[ home page][map of the server][news of the server][forums][publications][hot issues]
The Russia Journal

TV6 mulls closure, prepares appeal

January 25, 2002

MOSCOW - Directors of the largest Russian television station outside Kremlin control said Monday they could start winding up the company next month, if a last-ditch legal appeal of a court closure order failed.

A Moscow court last month ordered TV6 to shut down, citing statutory irregularities.
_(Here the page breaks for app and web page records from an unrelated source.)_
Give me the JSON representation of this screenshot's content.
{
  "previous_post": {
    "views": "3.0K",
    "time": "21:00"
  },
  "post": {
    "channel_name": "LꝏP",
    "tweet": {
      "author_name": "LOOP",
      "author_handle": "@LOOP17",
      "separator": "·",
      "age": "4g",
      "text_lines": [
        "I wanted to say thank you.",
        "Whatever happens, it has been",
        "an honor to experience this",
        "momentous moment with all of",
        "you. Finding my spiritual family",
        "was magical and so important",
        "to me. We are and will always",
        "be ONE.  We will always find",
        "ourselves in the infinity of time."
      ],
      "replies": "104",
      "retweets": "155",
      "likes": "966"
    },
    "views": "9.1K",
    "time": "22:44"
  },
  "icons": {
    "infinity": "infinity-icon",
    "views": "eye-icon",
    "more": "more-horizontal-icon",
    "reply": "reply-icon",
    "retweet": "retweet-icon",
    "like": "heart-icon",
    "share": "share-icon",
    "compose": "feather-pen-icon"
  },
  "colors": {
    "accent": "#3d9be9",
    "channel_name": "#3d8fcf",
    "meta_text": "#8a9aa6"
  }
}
But the station's top news presenter and general director, Yevgeny Kiselyov, said it intended to appeal the verdict.

TV6 says it is the latest victim of a campaign by President Vladimir Putin to silence alternatives to official propaganda, after the state-backed natural gas monopoly Gazprom took over the independent NTV network.
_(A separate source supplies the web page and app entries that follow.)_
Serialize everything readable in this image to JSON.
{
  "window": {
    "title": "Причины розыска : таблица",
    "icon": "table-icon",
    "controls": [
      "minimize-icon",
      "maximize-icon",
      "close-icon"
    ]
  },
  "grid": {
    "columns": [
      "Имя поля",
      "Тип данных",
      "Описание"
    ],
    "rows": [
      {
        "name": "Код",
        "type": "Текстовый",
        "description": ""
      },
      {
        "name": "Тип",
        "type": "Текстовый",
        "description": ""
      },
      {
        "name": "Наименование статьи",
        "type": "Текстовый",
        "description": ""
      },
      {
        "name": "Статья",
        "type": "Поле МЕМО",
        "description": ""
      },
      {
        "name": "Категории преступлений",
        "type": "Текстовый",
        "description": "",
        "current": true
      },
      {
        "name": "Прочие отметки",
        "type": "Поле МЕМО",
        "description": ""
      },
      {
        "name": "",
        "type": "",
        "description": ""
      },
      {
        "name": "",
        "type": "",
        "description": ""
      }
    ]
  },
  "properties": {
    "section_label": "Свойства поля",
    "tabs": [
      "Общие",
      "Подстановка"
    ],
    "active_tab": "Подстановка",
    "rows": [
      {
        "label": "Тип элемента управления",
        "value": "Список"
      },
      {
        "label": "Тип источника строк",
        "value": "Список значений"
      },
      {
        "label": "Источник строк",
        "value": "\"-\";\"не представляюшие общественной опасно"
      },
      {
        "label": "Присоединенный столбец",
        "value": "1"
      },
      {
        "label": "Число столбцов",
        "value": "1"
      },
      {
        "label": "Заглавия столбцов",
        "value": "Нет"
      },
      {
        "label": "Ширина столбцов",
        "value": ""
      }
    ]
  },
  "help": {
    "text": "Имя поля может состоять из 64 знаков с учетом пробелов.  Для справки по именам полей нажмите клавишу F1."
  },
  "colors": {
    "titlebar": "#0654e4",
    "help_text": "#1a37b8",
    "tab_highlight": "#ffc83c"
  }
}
``There is a political background to it of which everyone is aware,'' said Kiselyov, who held an identical position at NTV before the takeover.

The court ordered TV6 to shut down after ruling it had failed to meet statutory financial requirements over a three year period, a charge dismissed by the company.
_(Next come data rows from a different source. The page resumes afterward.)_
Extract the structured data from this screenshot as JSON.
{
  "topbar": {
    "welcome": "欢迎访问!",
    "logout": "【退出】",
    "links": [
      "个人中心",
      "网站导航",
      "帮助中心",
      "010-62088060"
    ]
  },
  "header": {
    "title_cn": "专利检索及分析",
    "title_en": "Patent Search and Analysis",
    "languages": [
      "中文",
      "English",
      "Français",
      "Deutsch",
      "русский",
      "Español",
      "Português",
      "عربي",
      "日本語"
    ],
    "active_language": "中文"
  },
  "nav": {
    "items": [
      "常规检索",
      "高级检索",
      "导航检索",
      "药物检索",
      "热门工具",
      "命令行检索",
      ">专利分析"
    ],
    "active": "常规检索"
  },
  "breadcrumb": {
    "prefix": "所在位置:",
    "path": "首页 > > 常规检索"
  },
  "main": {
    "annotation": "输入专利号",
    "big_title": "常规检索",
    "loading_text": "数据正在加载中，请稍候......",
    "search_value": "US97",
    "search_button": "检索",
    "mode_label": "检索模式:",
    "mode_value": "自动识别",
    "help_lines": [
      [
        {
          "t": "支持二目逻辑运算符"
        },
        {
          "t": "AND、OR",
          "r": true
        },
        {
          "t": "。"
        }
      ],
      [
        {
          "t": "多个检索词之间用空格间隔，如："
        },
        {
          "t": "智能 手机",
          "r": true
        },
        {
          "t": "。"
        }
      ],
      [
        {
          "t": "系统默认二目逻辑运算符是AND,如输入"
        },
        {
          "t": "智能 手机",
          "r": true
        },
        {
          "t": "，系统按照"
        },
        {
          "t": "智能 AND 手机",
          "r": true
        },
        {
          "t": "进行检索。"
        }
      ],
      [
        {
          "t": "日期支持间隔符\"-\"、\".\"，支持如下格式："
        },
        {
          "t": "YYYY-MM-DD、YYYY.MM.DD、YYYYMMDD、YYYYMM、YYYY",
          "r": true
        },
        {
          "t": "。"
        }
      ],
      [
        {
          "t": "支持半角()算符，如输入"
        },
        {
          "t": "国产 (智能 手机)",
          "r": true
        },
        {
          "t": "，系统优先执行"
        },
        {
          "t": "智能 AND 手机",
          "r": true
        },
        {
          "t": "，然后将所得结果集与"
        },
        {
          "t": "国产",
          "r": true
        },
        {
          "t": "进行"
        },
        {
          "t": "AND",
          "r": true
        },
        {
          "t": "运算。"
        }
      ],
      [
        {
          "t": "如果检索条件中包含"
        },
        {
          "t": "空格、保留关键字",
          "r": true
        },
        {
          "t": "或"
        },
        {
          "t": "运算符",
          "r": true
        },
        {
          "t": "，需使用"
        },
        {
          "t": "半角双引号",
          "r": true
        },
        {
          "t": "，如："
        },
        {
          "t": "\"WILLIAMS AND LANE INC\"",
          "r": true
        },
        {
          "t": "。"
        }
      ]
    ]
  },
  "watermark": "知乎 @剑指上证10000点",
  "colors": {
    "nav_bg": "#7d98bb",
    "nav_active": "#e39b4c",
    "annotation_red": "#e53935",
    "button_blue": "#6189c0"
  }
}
``Forget about an economic dispute. The essence is plain for all to see,'' said board member Igor Shabdurasulov.

An extraordinary shareholders' meeting was to convene on January 14 to vote on dismissal of the board and start liquidation procedures.

The legal challenge to TV6 was launched by a minority shareholder, a pension fund linked to Russia's biggest oil producer LUKOIL. The channel says the fund is doing the Kremlin's bidding but the Kremlin has denied involvement.

TV6, owned by self-exiled businessman Boris Berezovsky who has fallen foul of the Kremlin, became a refuge for many NTV veterans who left after Gazprom's takeover last April.

Once regarded as a second-tier channel, its ratings and revenues have grown rapidly in recent months, driven in part by its mega-hit reality TV show ``Behind The Glass.'' The company says it will continue broadcasting as usual, for now.

TV6's plight bears striking similarities to that of NTV, which also came under intense legal pressure during a politically-charged battle with a powerful energy giant.

The TV6 struggle has drawn an angry outcry from both leftist and right-wing politicians. But the reaction has been muted compared to the heated debates and street rallies which preceded Gazprom's takeover of NTV.

U.S. Secretary of State Colin Powell, interviewed by TV6 in Moscow Sunday, promised to raise the issue of media freedoms with Putin at a meeting Tuesday, but declined to comment on the row over thec channel. /Reuters/

See also:
TV6 case

The Russia Journal

[home page][map of the server][news of the server][forums][publications][hot issues]